(Items listed in a dataset)
+===+

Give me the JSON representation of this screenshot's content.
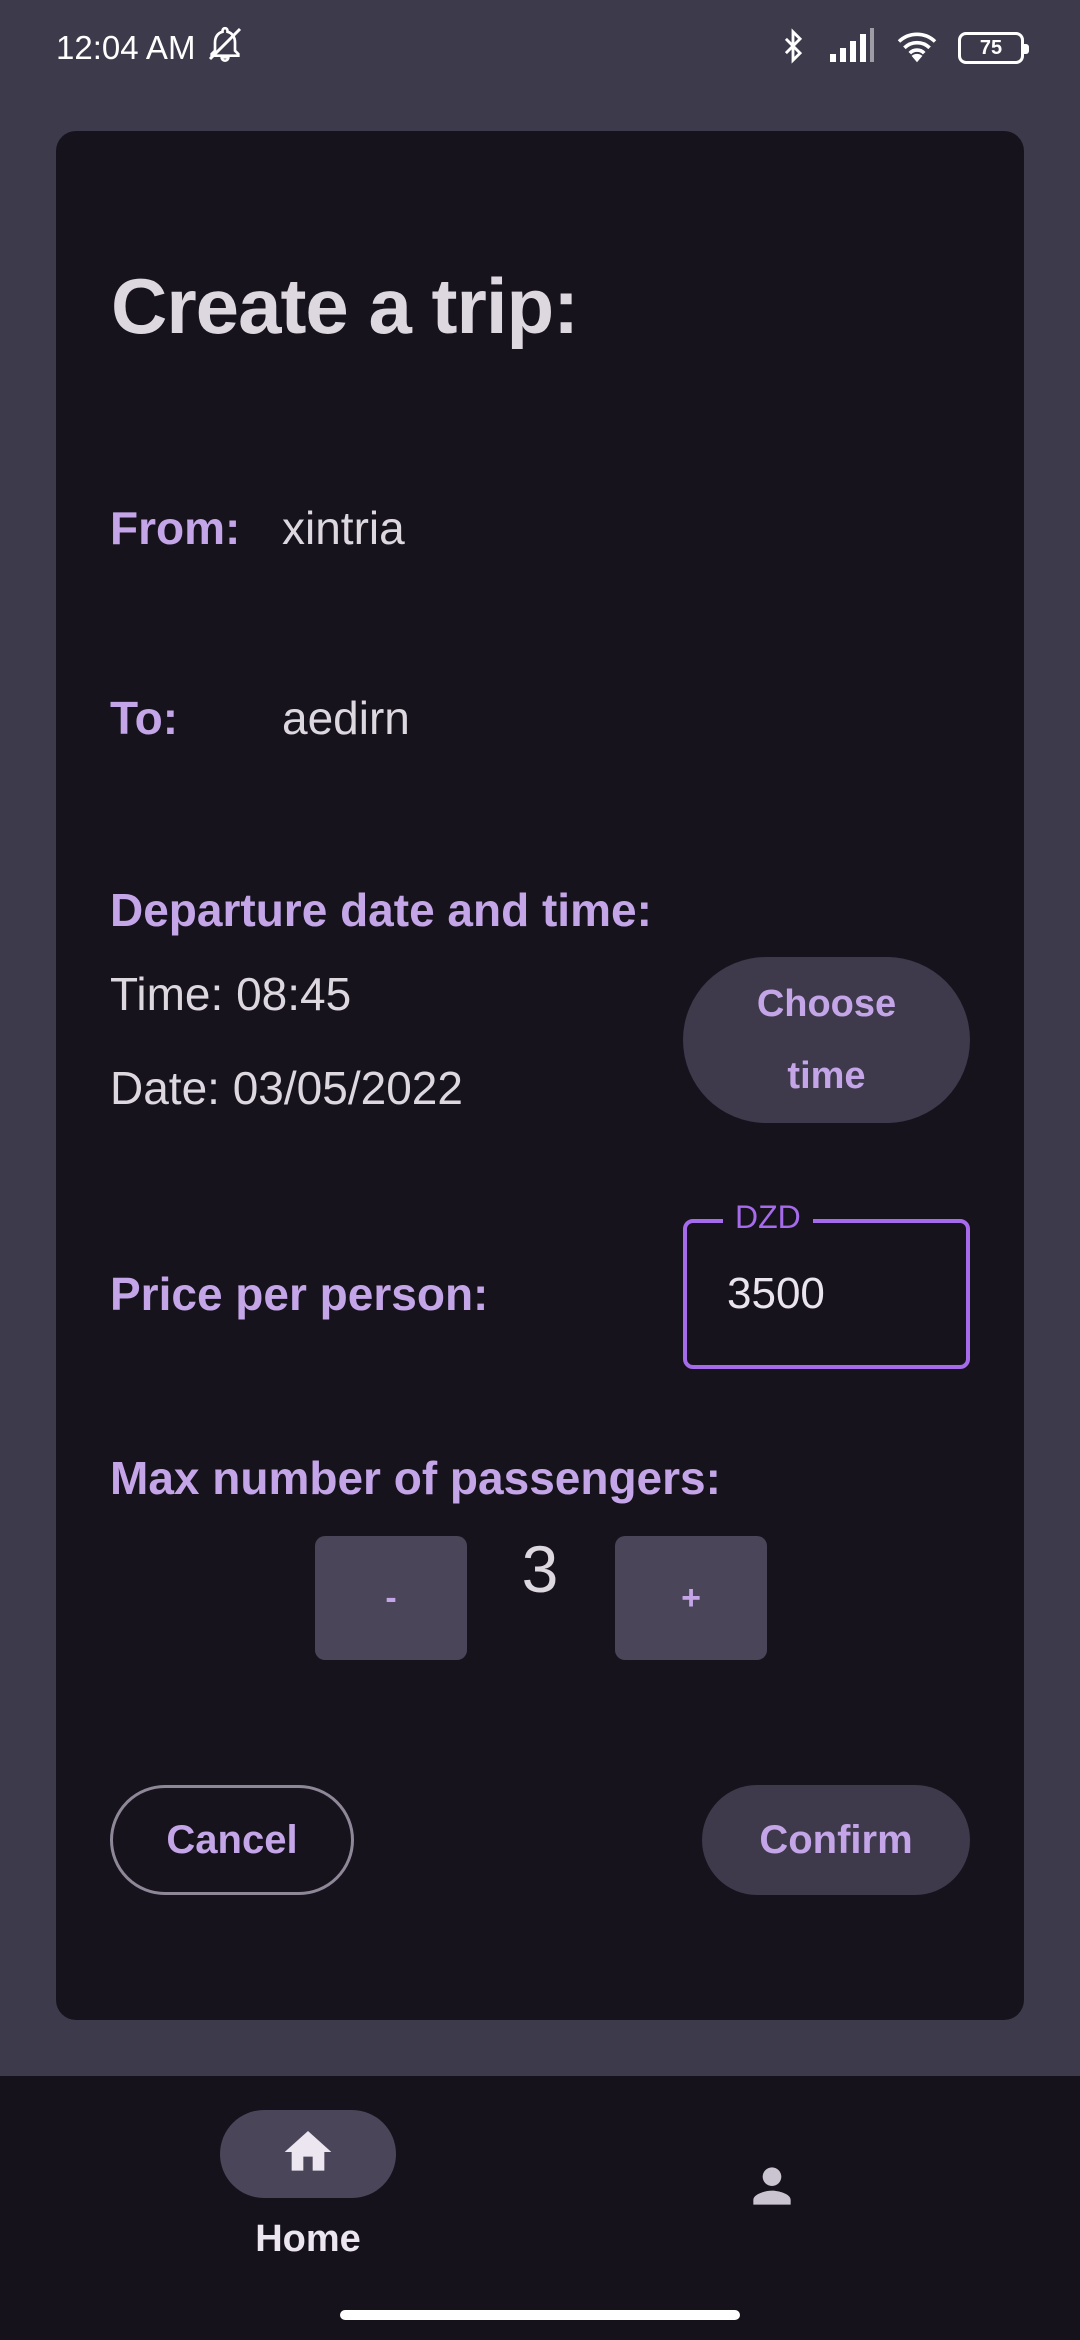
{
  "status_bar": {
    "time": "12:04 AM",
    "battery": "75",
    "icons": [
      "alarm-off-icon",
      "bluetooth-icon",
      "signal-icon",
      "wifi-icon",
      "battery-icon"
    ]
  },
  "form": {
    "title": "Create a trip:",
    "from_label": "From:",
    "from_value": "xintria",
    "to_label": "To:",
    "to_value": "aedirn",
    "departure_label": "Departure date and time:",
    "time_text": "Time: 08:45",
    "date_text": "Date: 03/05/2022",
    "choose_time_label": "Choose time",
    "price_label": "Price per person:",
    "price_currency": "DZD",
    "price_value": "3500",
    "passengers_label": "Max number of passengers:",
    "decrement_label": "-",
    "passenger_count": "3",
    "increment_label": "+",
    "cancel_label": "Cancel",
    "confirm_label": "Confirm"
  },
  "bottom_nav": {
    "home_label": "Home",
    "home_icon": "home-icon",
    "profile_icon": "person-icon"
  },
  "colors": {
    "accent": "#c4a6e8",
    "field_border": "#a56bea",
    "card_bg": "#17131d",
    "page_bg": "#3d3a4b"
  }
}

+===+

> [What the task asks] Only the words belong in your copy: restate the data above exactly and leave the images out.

> [Output]
Give me the JSON representation of this screenshot's content.
{
  "status_bar": {
    "time": "12:04 AM",
    "battery": "75",
    "icons": [
      "alarm-off-icon",
      "bluetooth-icon",
      "signal-icon",
      "wifi-icon",
      "battery-icon"
    ]
  },
  "form": {
    "title": "Create a trip:",
    "from_label": "From:",
    "from_value": "xintria",
    "to_label": "To:",
    "to_value": "aedirn",
    "departure_label": "Departure date and time:",
    "time_text": "Time: 08:45",
    "date_text": "Date: 03/05/2022",
    "choose_time_label": "Choose time",
    "price_label": "Price per person:",
    "price_currency": "DZD",
    "price_value": "3500",
    "passengers_label": "Max number of passengers:",
    "decrement_label": "-",
    "passenger_count": "3",
    "increment_label": "+",
    "cancel_label": "Cancel",
    "confirm_label": "Confirm"
  },
  "bottom_nav": {
    "home_label": "Home",
    "home_icon": "home-icon",
    "profile_icon": "person-icon"
  },
  "colors": {
    "accent": "#c4a6e8",
    "field_border": "#a56bea",
    "card_bg": "#17131d",
    "page_bg": "#3d3a4b"
  }
}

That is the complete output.